Finally, I don’t wish to endorse any particular politician with this posting and I am sure there would be suitable candidates to replace the plastic Miliband. George Galloway perhaps? Or the maverick Greek finance minister, Yanis Varoufakis. Now he’s certainly not plastic! Any ideas for Cleggers?



Welcome to my personal blog called The Ruminating Sheep. Have you ever shouted in frustration at politicians and commentators for either refusing to debate an issue properly or for re-framing the question to suit their own personal agenda? In my opinion, most thinking people would accept that there are pros and cons to any preferred course of action and they understand that policy is often about choosing the best path rather than one that is right in all respects.

Sadly, today’s media-centric world prevents important matters being debated in such rational terms. Commentators are so restricted by time that there is only a brief moment to blurt out some meaningless sound-bite before the matter is closed and the forum moves on to the next topic. Personally, I am infuriated that politicians’ media advisers tell their proteges never even to acknowledge the existence of a counter-argument. Instead, they are told to promote solely their own stance even seemingly at the expense of personal integrity. As a result, the pros and cons of a policy are never properly exposed, and politicians and commentators are left looking evasive, dishonest and to most of us, utterly foolish. It is no wonder that respect for Westminster is so low and that voter apathy is so prevalent. Why cant they understand that the country is crying out for some honest public debate? An individual that was able to explain rationally why he thought his proposed course of action was better than the alternatives would really tap into this rich seam of frustration, and the political system might be surprised at the electorate’s response. Media permitting of course, but perhaps we’ll come onto that in due course.

Here at The Ruminating Sheep, I would like to open up topical items for friendly and analytical debate. In terms of my own politics, I suppose most folk would describe me as right leaning. That said, part of the problem with modern politics is that the whipped party system seeks to corral opinion into tribal pigeon holes whereas in reality most people have a variety of views that don’t necessarily fit into any one particular political compartment and I would hope that this would apply to me as well. We don’t just want to be policy wonks either as politics can get a bit boring after a while so I will also provide respite by posting on other matters in the news that I think you will find interesting. I would like to point out that the views on this site are my own as an interested layman. I am neither a political scientist nor a member of any political party. With that in mind, what you see is what you get. The blog is completely run within my own resources and without sponsorship.
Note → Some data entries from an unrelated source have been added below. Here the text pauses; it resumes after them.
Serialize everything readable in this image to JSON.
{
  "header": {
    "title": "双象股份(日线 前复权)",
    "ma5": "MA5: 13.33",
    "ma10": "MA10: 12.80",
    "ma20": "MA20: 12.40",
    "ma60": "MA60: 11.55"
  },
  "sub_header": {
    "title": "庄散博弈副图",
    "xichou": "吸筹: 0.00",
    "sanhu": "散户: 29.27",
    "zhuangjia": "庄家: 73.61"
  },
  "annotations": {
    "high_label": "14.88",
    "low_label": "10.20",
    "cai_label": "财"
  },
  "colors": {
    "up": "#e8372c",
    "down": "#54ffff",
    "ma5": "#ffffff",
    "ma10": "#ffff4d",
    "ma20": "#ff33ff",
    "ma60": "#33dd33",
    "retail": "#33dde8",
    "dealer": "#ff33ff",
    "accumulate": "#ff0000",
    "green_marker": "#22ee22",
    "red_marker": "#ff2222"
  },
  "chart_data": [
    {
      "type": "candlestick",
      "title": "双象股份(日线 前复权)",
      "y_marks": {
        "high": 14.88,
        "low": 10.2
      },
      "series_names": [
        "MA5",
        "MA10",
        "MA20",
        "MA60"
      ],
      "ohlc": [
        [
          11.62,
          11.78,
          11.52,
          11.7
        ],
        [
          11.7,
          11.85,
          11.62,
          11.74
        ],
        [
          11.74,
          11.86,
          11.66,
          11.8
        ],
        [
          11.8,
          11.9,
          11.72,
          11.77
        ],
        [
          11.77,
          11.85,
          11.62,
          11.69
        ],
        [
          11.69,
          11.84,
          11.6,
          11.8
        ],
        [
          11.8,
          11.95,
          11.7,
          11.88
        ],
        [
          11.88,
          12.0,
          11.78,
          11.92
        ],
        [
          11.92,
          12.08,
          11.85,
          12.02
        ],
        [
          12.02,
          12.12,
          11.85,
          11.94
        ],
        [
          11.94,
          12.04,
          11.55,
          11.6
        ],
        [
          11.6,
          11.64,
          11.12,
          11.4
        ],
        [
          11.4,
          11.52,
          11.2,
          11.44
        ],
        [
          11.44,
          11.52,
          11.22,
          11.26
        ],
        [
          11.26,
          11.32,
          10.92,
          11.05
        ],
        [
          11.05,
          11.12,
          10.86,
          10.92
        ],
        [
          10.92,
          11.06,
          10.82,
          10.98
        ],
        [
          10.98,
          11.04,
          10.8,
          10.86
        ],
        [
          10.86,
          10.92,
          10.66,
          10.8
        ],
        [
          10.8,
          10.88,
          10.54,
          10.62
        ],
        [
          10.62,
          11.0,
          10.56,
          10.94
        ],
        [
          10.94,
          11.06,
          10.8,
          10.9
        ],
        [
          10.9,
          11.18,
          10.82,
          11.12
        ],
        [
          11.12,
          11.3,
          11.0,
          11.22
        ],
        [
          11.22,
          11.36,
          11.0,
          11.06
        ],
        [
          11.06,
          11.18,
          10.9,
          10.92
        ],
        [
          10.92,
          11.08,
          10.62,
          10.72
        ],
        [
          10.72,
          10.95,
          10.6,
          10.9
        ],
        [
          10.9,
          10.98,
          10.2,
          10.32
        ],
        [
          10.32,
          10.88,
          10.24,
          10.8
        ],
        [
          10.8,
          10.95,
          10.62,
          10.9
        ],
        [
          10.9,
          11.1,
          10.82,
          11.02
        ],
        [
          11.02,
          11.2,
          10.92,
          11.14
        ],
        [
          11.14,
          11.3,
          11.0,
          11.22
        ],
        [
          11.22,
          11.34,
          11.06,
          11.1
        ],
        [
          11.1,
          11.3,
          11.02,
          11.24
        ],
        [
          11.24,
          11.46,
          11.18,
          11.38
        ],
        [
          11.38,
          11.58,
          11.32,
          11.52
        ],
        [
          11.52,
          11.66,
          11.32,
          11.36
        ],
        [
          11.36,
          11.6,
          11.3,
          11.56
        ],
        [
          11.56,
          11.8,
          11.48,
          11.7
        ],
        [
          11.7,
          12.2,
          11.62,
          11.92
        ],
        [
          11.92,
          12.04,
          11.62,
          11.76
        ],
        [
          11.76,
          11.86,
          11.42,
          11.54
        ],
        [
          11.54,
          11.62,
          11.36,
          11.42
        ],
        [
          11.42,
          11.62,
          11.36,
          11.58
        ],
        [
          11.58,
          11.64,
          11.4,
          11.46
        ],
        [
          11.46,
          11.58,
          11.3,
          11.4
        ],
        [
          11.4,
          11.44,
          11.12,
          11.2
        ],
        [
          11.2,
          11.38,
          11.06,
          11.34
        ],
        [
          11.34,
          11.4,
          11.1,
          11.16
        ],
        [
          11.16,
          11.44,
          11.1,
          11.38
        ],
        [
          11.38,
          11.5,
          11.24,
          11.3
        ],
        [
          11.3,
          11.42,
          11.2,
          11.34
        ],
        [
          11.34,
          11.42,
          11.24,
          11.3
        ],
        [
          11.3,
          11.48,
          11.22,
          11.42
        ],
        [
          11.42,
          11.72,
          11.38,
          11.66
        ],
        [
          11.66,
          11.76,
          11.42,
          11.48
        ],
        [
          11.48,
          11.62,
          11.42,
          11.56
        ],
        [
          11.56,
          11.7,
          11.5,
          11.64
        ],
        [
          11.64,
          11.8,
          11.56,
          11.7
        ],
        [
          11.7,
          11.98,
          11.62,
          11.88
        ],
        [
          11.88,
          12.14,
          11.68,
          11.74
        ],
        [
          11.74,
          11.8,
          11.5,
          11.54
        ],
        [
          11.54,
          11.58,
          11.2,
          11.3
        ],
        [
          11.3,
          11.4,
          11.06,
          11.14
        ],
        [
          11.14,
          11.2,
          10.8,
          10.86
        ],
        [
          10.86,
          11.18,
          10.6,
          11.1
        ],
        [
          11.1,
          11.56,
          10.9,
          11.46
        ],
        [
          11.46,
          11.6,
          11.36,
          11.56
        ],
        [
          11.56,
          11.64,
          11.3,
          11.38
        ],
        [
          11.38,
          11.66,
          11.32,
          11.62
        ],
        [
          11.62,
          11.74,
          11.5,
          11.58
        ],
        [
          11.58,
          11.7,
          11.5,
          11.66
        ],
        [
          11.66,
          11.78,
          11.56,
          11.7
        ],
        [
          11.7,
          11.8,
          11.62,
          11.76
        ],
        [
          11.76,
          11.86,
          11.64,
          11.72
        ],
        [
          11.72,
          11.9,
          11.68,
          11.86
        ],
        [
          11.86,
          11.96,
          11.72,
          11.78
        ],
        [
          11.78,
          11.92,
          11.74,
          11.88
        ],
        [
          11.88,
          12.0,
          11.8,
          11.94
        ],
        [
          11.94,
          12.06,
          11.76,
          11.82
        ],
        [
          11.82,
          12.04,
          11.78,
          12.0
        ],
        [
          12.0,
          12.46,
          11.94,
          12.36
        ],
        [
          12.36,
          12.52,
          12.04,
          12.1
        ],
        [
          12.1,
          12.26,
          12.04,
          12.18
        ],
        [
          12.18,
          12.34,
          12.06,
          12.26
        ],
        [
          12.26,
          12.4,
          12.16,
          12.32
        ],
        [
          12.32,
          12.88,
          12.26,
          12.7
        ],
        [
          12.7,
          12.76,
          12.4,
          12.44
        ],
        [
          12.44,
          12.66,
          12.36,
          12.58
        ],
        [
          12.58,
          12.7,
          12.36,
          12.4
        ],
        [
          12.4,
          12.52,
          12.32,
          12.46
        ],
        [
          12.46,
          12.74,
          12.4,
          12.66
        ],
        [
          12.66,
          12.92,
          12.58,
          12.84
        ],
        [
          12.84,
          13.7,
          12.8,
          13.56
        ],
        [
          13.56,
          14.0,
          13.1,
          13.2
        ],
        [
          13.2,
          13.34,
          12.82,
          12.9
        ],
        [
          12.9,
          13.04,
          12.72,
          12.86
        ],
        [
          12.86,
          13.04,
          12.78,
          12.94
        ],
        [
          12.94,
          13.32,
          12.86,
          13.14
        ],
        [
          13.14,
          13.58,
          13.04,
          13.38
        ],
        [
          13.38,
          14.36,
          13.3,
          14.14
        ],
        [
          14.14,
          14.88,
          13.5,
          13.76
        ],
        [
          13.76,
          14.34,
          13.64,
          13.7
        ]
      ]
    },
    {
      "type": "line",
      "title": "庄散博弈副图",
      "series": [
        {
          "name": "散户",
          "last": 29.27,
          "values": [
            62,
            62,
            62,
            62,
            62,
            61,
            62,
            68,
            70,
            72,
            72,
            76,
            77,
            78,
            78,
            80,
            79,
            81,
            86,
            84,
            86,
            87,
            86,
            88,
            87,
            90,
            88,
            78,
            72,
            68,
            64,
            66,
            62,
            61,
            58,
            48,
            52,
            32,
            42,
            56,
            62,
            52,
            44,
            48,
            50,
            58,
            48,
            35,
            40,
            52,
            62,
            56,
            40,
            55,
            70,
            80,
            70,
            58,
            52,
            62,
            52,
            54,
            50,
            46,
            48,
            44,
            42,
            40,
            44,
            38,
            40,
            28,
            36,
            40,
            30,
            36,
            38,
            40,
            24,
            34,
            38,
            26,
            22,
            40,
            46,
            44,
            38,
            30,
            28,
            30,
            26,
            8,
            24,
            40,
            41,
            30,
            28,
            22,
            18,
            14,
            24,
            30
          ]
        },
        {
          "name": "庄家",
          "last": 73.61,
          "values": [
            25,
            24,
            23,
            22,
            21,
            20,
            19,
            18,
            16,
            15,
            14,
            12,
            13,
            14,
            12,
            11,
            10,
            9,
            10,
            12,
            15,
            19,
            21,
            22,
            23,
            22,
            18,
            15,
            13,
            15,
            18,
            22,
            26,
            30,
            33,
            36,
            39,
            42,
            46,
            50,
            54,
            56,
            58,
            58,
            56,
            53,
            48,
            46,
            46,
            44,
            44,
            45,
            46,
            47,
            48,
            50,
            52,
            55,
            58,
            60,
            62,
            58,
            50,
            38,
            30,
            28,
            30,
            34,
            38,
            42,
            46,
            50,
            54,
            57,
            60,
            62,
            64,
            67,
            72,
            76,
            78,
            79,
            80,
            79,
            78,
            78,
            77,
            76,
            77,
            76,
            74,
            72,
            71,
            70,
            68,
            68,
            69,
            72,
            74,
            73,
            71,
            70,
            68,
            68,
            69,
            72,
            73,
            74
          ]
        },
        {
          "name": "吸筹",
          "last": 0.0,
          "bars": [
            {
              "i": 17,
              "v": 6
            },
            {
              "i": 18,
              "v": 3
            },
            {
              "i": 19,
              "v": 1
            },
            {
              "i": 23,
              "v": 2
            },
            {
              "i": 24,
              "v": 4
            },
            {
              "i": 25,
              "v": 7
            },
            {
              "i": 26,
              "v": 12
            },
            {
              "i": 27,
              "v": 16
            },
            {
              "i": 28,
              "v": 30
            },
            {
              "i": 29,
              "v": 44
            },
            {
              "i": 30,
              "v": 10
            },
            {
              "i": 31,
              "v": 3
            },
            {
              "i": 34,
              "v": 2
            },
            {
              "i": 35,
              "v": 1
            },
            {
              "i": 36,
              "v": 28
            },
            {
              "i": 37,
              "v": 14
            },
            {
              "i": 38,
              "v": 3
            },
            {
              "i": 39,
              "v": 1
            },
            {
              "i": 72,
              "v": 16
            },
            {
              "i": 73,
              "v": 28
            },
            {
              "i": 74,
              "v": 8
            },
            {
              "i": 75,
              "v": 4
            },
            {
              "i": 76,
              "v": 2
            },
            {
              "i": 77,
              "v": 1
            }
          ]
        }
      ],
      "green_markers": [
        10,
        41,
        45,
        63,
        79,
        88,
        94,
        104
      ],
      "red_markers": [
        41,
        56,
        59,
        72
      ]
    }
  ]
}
Technology will also prevail, and you can follow me on twitter at the link on the page. Whilst I hope that you will come here routinely, I will periodically prick your conscience by tweeting links to the latest post if you elect to follow the flock of ruminants.

Lastly, can I please ask that you remain polite to me and to each other, and that you remain on topic. Many of our subjects will invoke strong feelings and opinions but in the spirit of open and rational debate lets try to channel these emotions into some really sharp intellectual analysis. I will moderate the comments for offensive remarks and bad language and repeat offenders will eventually be banished from the sheep shed and into the pig pen! Oh, and by the way, that means offensive in terms of common decency rather than politics!

So, thank you again for visiting. Let’s eat up our hay and start ruminating…..